-- Task goal --
How many separate lines of the data contain "ANSI"? Give the count and nothing else.

Stored entries

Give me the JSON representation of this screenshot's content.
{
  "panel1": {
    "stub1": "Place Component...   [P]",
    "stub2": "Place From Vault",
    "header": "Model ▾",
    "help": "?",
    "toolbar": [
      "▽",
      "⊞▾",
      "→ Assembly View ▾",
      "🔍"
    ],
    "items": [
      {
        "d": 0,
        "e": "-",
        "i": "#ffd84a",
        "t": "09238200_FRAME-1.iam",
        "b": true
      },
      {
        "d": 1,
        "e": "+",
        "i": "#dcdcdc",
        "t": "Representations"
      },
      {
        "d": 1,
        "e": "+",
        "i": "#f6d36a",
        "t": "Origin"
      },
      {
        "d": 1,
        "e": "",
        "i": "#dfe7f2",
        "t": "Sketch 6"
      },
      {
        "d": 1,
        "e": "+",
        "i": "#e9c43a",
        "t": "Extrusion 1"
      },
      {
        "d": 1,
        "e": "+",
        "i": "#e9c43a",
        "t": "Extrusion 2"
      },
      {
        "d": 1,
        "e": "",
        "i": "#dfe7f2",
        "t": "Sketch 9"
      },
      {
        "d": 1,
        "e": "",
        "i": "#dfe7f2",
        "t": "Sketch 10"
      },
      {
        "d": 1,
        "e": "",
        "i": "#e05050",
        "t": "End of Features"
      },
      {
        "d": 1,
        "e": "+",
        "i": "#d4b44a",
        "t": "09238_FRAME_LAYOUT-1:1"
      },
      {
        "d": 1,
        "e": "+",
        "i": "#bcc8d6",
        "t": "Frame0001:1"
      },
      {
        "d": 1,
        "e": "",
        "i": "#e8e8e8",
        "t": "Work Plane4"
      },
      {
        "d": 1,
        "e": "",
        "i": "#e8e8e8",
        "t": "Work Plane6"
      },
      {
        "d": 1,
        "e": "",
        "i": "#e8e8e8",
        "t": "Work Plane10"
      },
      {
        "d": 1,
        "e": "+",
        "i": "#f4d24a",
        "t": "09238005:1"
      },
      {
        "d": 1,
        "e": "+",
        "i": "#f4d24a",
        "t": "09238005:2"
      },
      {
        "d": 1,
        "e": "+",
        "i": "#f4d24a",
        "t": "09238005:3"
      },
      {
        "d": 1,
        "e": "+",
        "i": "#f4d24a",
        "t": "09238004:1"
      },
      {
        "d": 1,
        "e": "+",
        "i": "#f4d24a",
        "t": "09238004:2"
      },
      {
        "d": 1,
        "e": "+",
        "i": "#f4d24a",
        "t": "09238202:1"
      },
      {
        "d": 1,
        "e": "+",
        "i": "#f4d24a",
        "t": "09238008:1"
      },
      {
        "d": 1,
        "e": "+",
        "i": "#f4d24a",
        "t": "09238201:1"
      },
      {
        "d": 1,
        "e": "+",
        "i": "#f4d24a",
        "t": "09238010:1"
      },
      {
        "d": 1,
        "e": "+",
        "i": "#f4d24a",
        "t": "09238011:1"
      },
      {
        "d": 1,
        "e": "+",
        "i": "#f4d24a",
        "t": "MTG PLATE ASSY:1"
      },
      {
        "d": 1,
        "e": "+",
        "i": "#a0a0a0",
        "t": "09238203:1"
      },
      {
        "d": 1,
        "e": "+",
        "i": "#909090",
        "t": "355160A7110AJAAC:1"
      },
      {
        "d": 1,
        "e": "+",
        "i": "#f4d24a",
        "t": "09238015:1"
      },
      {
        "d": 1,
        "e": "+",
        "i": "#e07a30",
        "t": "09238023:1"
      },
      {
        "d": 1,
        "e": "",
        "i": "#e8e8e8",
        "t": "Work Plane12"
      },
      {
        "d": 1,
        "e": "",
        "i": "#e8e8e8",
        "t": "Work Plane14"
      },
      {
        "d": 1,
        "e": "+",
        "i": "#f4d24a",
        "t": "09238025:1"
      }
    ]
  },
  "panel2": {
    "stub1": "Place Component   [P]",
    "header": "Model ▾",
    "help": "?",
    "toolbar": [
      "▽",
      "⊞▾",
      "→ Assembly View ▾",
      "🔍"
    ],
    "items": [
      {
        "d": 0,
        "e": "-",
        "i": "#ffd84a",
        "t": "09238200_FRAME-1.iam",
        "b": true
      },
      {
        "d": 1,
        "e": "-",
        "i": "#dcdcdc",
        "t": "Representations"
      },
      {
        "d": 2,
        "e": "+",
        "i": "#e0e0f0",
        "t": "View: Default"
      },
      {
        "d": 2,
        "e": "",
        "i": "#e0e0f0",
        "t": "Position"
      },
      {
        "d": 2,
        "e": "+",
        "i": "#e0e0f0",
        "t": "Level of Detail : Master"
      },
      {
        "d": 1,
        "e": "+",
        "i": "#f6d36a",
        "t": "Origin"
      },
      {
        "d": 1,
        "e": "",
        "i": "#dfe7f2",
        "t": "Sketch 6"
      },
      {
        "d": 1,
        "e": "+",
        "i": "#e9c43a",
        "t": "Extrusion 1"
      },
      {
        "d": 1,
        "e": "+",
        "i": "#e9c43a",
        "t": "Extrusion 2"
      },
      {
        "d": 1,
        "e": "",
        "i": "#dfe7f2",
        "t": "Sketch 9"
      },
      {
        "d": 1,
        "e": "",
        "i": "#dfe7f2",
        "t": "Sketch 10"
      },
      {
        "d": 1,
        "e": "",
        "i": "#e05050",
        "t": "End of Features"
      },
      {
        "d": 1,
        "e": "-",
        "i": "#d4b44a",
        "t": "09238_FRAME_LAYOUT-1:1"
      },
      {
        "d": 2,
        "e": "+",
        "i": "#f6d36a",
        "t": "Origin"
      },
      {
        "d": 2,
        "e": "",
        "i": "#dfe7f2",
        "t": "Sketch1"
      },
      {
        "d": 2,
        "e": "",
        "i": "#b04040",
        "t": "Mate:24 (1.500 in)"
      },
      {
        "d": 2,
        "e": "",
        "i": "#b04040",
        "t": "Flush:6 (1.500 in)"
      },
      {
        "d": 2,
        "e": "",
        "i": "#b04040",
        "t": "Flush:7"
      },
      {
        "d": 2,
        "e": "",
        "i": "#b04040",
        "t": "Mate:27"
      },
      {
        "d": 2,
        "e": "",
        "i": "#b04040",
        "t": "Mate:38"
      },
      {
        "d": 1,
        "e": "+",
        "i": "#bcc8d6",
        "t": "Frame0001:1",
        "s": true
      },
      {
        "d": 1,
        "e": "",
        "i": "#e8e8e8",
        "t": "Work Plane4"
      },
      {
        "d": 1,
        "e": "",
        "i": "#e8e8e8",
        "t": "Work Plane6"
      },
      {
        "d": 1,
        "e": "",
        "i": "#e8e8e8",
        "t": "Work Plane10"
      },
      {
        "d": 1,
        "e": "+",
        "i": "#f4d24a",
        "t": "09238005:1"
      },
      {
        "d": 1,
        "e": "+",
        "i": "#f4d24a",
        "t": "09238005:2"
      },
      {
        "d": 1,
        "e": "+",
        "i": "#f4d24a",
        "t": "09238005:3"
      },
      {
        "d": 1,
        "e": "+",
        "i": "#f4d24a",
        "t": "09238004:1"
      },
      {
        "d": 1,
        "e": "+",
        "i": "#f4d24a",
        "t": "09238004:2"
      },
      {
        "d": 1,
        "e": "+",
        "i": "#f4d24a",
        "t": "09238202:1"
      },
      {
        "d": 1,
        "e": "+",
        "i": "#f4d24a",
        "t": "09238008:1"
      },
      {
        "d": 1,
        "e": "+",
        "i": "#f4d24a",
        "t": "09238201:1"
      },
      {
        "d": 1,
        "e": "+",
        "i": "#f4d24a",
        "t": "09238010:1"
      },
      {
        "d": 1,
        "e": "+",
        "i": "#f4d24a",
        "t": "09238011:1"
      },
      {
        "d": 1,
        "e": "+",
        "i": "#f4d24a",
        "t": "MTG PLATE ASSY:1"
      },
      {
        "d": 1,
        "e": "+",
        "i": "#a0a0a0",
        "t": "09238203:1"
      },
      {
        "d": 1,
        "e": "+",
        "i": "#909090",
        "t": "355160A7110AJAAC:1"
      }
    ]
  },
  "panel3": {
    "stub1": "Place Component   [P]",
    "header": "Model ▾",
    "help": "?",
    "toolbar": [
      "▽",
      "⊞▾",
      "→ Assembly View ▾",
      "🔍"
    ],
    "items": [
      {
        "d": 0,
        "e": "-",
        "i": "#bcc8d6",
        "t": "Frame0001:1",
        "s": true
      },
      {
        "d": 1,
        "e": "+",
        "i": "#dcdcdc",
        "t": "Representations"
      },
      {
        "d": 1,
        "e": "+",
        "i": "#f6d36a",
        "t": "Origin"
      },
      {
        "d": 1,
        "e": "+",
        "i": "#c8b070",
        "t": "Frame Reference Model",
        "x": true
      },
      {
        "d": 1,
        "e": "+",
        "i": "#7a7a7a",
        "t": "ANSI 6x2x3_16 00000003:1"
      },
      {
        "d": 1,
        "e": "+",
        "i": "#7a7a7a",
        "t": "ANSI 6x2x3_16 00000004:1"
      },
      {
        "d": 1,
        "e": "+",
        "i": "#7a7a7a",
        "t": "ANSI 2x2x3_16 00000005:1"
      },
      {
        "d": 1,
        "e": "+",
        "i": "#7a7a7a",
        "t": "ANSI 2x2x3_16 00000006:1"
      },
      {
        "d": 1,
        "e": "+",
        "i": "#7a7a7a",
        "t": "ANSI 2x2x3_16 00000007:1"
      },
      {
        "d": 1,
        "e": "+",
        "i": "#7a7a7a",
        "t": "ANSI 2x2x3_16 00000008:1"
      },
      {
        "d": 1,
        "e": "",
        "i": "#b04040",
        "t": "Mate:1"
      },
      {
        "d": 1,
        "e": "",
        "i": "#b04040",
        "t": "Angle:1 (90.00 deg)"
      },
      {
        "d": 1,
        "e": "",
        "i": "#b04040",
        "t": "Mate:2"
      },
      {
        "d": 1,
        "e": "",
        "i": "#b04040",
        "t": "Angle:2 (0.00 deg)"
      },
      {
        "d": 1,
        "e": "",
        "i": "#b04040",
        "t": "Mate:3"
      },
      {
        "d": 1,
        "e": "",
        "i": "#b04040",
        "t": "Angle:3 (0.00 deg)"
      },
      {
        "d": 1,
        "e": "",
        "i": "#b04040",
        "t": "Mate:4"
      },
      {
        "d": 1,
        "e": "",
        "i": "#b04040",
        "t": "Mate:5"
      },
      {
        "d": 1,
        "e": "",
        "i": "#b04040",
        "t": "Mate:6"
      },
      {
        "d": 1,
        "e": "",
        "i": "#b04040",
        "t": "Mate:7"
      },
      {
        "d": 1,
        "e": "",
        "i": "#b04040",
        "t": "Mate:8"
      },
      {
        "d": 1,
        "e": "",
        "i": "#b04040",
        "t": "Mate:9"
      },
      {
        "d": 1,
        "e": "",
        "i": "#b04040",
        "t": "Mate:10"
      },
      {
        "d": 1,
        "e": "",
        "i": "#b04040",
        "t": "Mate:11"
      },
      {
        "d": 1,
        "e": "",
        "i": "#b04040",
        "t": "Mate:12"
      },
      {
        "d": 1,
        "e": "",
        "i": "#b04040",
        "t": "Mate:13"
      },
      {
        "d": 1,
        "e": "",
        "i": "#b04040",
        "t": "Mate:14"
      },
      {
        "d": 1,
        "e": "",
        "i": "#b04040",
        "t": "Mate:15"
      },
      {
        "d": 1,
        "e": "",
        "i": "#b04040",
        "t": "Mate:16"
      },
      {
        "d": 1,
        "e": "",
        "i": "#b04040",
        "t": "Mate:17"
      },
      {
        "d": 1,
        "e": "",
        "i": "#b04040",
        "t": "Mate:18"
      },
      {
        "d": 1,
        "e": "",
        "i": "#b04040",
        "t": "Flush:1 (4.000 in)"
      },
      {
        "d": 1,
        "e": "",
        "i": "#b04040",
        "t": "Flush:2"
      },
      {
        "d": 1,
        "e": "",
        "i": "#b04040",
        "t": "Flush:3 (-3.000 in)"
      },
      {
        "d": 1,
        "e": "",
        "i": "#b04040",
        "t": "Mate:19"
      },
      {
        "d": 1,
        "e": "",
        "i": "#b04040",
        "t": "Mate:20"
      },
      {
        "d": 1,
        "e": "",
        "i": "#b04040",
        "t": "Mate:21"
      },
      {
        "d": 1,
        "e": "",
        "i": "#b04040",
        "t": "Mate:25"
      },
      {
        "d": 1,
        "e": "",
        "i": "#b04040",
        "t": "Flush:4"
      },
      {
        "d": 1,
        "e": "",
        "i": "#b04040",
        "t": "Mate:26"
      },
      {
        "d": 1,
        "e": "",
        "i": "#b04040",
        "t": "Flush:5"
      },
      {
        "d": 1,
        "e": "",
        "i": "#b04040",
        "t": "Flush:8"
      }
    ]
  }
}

-- Written solution --
6